Instructions for the task: Return all the lines below in which the string "name" appears.
Top of Task inputs
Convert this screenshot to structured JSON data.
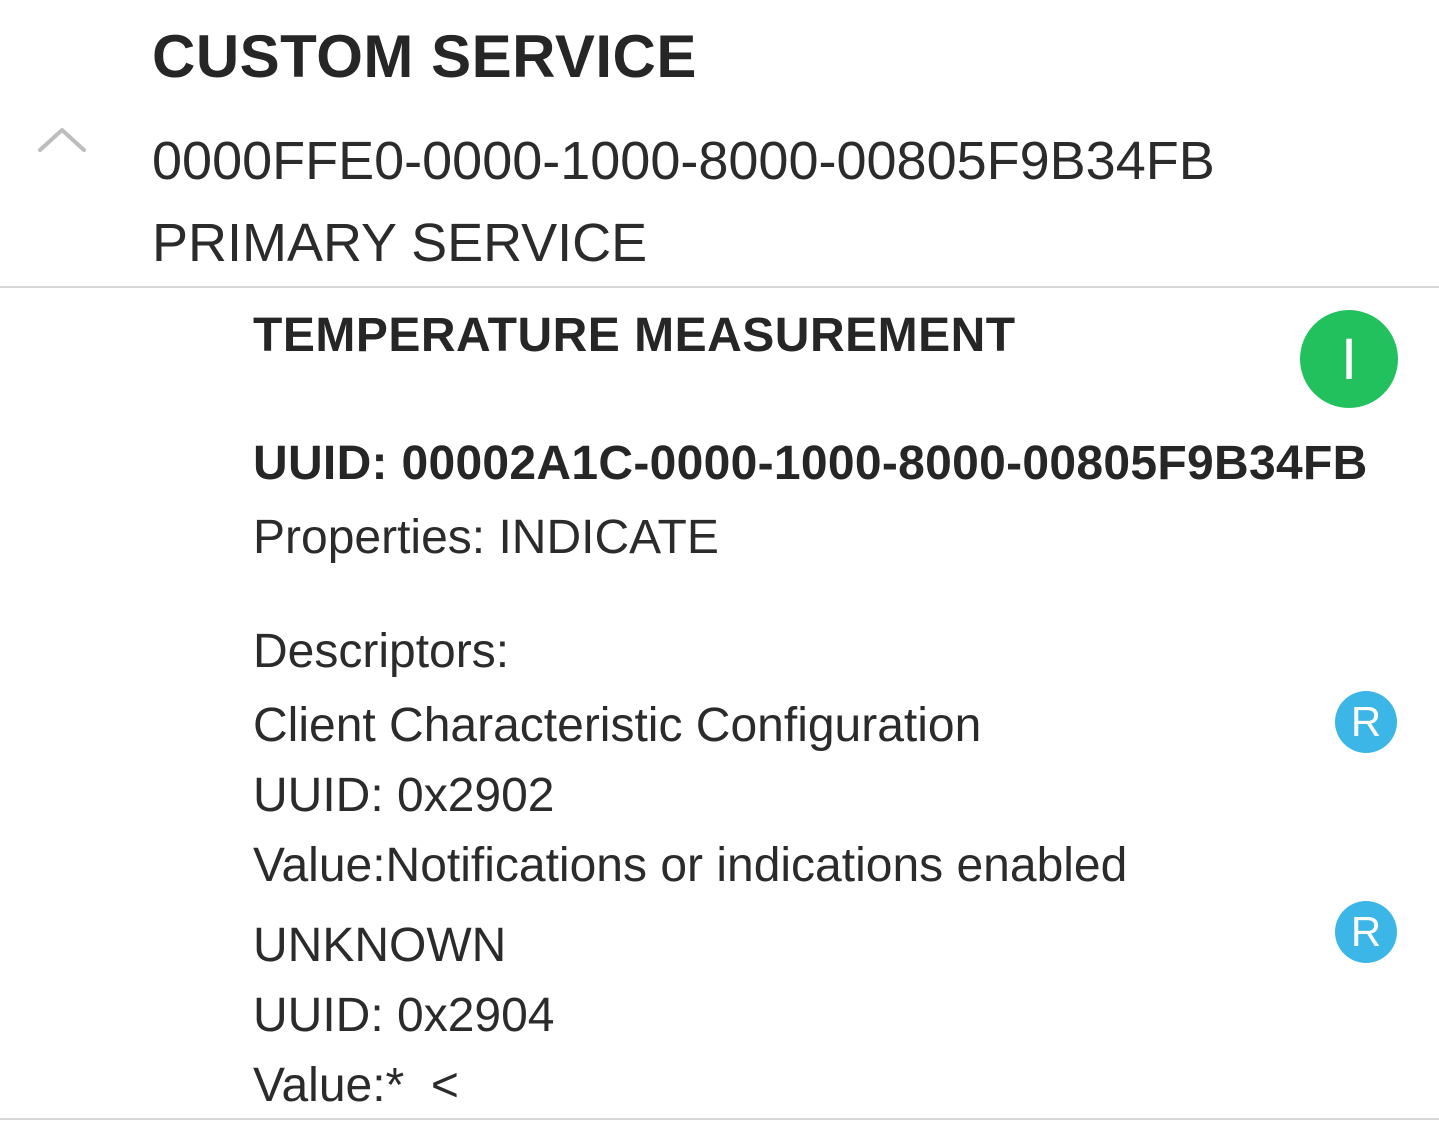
{
  "service": {
    "name": "CUSTOM SERVICE",
    "uuid": "0000FFE0-0000-1000-8000-00805F9B34FB",
    "type": "PRIMARY SERVICE",
    "collapse_icon": "chevron-up-icon"
  },
  "characteristic": {
    "name": "TEMPERATURE MEASUREMENT",
    "uuid_line": "UUID: 00002A1C-0000-1000-8000-00805F9B34FB",
    "properties_line": "Properties: INDICATE",
    "indicate_badge": "I",
    "indicate_badge_color": "#22c15e",
    "descriptors_header": "Descriptors:",
    "descriptors": [
      {
        "name": "Client Characteristic Configuration",
        "uuid_line": "UUID: 0x2902",
        "value_line": "Value:Notifications or indications enabled",
        "read_badge": "R"
      },
      {
        "name": "UNKNOWN",
        "uuid_line": "UUID: 0x2904",
        "value_line": "Value:*  <",
        "read_badge": "R"
      }
    ],
    "read_badge_color": "#3bb6e6"
  }
}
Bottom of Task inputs
Reply to the exercise:
    "name": "CUSTOM SERVICE",
    "name": "TEMPERATURE MEASUREMENT",
        "name": "Client Characteristic Configuration",
        "name": "UNKNOWN",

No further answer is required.